AIM OF THE EXERCISE: Go through the entries one line at a time, and gather every line that has the word "desc".

DATA RECORDS:
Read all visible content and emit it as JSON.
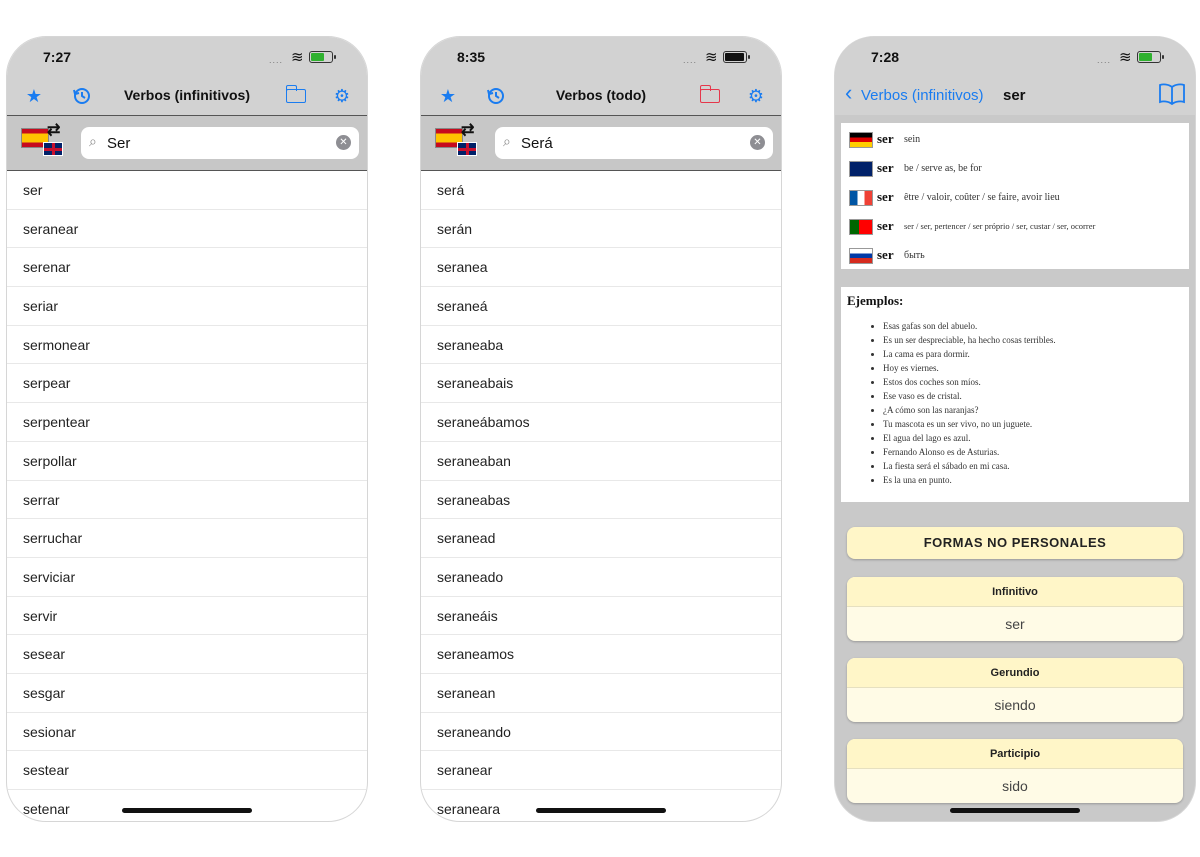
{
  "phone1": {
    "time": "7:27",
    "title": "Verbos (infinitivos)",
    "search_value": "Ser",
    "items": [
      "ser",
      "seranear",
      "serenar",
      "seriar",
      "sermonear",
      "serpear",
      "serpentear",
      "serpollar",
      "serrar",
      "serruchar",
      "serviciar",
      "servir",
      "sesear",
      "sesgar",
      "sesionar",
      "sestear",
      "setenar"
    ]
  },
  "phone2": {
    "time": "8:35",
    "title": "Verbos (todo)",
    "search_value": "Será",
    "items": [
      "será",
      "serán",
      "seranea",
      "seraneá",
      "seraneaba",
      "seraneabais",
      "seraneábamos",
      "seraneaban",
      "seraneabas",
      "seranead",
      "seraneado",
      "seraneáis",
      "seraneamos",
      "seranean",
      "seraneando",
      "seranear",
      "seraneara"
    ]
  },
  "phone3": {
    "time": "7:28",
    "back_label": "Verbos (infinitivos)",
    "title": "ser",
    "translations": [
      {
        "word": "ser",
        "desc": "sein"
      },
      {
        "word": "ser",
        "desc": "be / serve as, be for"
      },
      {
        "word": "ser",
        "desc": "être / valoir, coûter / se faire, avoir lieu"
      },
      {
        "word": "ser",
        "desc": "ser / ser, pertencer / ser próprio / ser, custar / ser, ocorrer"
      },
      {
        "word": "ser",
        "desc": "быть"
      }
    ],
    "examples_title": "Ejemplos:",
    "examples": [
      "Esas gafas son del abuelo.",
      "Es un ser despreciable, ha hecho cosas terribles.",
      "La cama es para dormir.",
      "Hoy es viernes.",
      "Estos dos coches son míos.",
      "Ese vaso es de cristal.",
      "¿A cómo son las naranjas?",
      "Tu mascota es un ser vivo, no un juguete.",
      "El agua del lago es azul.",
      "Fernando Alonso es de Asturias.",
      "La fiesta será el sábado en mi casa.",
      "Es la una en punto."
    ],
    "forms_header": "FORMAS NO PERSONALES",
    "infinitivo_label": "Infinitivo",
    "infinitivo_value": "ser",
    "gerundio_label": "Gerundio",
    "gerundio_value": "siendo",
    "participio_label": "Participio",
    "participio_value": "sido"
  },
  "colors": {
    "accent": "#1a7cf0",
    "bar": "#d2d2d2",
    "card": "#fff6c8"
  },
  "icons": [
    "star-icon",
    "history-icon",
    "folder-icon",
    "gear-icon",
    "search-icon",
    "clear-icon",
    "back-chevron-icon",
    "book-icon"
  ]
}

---

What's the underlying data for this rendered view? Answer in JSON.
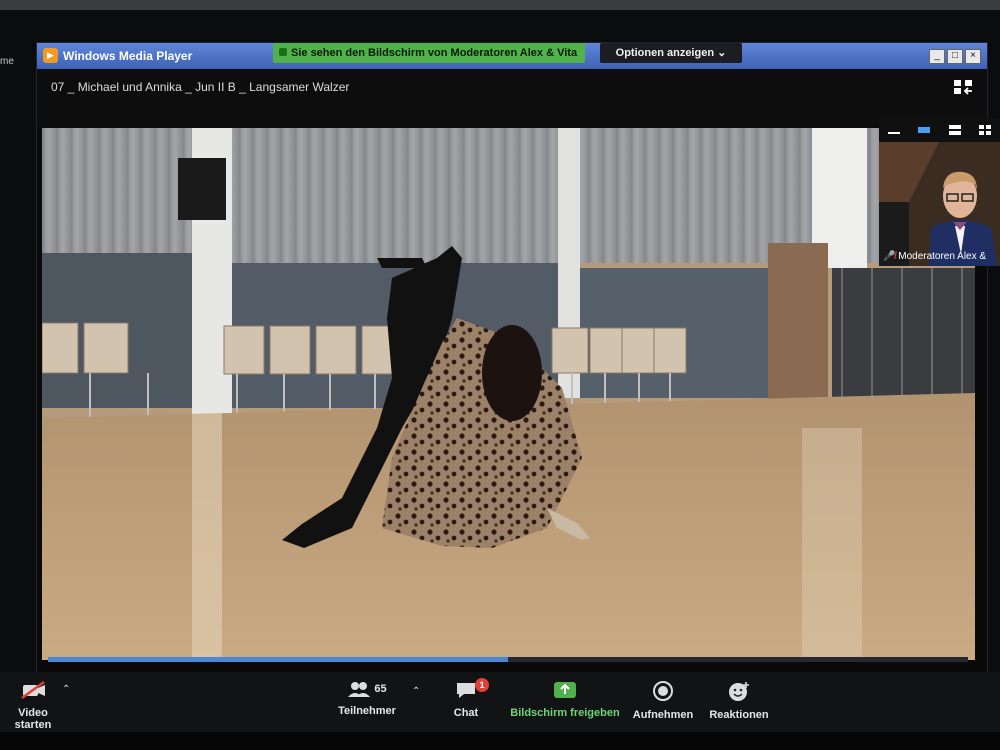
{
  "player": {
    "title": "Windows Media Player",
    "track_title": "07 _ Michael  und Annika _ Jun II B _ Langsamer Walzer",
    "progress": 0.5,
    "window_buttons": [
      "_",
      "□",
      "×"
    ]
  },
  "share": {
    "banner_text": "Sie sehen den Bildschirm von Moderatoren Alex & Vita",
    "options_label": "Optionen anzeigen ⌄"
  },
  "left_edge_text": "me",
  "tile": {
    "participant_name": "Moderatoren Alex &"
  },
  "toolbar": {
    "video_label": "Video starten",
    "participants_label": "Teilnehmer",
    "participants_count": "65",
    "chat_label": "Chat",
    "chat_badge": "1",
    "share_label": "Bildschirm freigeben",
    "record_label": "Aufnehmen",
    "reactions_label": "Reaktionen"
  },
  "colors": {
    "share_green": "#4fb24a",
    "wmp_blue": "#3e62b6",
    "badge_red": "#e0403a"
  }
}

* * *

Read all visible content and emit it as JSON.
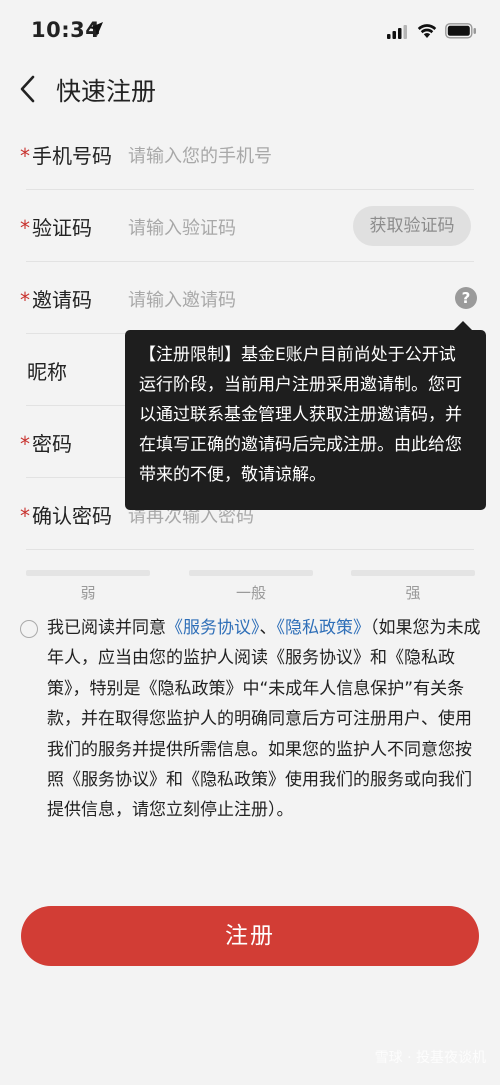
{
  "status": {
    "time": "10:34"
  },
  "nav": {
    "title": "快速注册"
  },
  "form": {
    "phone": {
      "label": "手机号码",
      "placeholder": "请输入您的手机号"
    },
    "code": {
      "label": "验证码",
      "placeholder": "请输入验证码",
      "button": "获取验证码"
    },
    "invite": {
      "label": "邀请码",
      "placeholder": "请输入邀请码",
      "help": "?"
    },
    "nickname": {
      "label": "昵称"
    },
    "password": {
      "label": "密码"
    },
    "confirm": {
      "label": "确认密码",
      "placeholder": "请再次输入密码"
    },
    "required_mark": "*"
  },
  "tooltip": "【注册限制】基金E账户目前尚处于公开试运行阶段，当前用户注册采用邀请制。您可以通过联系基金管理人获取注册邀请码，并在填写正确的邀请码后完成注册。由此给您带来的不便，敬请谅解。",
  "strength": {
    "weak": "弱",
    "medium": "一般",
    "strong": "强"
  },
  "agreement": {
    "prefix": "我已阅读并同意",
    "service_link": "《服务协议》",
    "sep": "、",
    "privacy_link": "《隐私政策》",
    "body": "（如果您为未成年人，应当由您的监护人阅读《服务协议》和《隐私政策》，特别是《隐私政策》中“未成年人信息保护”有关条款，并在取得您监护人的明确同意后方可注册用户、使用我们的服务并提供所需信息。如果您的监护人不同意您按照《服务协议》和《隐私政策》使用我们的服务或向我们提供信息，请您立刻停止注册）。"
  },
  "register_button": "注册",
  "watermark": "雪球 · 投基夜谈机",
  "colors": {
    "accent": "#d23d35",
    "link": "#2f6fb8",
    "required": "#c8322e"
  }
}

REPLY TO THE TASK:
        "desc": "sein"
        "desc": "be / serve as, be for"
        "desc": "être / valoir, coûter / se faire, avoir lieu"
        "desc": "ser / ser, pertencer / ser próprio / ser, custar / ser, ocorrer"
        "desc": "быть"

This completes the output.